__Entries shown__.
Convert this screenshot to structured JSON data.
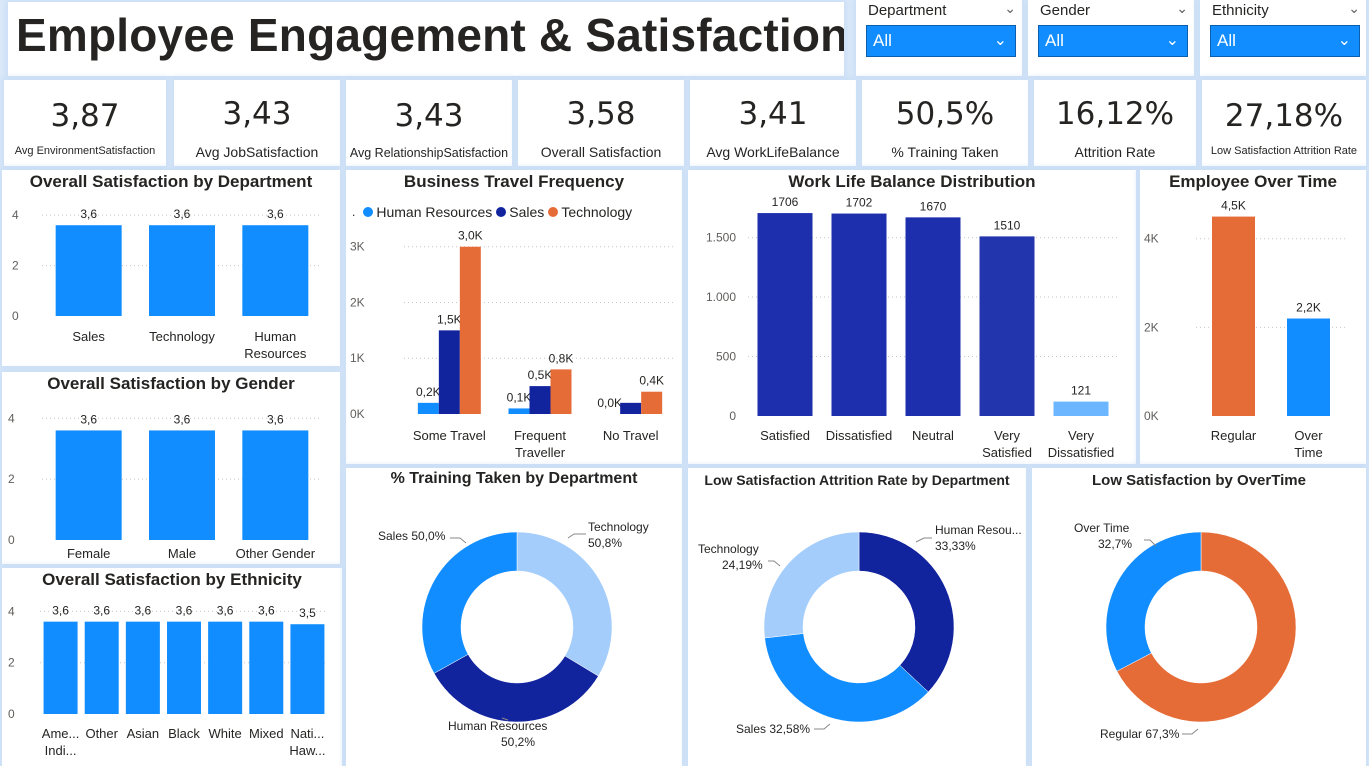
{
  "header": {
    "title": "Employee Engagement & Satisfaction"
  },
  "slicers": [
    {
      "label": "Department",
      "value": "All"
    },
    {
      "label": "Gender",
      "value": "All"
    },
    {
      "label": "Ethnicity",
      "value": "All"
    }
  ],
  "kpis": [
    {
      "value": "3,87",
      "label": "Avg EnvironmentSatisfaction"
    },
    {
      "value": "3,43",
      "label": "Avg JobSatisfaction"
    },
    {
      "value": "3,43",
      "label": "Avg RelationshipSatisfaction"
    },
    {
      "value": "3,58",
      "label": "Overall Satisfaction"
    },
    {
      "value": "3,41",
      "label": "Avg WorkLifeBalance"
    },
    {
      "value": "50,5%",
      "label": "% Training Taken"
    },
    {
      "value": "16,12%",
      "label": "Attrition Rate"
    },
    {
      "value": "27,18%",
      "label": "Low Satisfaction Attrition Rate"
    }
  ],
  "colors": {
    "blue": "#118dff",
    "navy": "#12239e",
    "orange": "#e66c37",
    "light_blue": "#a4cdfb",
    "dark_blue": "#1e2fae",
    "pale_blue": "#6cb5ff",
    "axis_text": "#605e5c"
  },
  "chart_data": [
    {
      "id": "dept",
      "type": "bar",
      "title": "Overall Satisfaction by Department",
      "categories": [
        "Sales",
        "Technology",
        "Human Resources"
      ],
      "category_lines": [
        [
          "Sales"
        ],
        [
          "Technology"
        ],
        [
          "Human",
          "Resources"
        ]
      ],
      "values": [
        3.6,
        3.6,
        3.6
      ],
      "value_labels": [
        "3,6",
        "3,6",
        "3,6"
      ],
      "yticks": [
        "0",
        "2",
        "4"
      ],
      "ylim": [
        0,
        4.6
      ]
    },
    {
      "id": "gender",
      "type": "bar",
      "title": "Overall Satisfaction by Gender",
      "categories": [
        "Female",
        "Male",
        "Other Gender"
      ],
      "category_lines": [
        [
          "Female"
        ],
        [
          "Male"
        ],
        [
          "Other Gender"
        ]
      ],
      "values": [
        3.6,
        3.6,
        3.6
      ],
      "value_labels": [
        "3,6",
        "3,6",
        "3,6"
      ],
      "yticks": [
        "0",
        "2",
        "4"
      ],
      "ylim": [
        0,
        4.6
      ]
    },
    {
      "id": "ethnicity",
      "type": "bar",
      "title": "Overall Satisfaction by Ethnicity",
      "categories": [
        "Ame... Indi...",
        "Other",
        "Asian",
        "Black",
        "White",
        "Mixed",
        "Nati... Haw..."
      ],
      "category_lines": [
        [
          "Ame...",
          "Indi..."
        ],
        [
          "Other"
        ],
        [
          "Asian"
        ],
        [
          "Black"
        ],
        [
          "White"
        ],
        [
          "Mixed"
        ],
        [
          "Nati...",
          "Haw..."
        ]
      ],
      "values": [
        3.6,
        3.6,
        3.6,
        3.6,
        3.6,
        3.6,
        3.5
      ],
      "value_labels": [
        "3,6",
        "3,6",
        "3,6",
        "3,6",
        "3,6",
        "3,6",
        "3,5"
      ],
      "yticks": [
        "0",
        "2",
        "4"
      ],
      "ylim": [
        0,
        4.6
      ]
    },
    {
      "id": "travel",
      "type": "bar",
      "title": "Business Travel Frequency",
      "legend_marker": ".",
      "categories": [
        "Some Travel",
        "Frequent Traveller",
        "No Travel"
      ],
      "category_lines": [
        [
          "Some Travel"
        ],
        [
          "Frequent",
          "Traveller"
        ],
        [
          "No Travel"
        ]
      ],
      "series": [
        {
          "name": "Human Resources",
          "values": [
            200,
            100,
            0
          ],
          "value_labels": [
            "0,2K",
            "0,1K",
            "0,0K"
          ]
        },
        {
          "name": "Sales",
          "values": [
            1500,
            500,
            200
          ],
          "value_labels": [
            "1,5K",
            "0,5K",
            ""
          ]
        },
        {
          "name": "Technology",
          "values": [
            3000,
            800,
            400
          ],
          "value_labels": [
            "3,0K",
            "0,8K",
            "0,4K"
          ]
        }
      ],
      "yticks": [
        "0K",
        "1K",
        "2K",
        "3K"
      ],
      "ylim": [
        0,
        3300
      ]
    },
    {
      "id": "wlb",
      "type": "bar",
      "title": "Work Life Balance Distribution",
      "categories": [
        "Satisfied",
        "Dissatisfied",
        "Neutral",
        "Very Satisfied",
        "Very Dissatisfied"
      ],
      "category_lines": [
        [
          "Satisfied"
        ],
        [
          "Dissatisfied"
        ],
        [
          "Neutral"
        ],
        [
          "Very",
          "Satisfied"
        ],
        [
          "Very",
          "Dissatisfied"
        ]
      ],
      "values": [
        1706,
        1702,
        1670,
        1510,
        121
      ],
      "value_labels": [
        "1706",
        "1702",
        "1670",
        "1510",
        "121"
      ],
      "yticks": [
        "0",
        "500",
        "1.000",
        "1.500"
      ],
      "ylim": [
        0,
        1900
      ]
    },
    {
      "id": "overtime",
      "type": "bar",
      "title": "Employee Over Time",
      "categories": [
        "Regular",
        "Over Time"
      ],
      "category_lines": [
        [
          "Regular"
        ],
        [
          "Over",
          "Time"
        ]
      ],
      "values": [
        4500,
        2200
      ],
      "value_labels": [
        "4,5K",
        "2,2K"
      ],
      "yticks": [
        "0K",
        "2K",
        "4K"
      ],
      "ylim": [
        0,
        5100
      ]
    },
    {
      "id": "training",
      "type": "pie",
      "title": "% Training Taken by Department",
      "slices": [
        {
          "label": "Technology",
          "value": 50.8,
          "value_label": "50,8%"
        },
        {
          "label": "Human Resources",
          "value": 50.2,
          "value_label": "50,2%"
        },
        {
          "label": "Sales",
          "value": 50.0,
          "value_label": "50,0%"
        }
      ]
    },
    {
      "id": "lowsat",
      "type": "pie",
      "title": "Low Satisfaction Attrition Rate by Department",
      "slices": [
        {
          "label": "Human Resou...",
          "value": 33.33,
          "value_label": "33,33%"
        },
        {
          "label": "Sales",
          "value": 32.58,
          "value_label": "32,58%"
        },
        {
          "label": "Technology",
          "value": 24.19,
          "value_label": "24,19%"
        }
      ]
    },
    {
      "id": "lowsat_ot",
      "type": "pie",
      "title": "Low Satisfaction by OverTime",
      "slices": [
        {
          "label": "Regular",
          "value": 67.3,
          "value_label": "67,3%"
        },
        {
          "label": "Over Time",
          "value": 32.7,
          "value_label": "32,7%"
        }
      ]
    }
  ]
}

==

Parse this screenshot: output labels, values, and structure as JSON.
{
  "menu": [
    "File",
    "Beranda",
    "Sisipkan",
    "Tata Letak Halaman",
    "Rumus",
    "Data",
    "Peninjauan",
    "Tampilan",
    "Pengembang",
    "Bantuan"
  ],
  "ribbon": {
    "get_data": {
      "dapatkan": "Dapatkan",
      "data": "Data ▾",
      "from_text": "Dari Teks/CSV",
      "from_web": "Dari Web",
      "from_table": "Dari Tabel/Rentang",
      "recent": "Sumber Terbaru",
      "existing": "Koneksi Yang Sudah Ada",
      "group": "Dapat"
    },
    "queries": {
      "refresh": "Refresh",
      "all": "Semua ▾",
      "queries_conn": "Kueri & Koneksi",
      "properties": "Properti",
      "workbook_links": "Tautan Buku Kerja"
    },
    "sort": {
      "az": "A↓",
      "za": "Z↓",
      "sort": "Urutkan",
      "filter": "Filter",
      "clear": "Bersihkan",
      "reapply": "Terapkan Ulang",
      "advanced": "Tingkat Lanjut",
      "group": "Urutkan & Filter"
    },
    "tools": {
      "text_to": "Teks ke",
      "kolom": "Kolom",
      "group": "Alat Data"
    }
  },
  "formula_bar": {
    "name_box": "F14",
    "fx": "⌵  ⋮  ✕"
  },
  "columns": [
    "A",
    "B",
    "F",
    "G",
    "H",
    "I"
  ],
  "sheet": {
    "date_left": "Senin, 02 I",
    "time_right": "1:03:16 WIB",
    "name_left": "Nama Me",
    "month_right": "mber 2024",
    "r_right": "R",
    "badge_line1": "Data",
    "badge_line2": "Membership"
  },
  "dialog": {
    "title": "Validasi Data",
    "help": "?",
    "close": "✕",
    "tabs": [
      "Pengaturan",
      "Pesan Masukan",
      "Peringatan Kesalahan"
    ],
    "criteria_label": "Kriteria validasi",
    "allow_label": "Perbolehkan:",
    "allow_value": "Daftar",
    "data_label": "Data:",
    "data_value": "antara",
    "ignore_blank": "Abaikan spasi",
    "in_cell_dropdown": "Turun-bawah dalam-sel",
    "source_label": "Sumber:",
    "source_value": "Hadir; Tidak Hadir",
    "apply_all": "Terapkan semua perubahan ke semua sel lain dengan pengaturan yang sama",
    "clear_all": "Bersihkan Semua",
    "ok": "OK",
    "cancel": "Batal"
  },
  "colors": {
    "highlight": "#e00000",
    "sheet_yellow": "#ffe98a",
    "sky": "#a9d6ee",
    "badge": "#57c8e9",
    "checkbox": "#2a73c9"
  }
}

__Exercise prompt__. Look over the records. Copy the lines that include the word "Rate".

__Response area__.
      "label": "Attrition Rate"
      "label": "Low Satisfaction Attrition Rate"
      "title": "Low Satisfaction Attrition Rate by Department",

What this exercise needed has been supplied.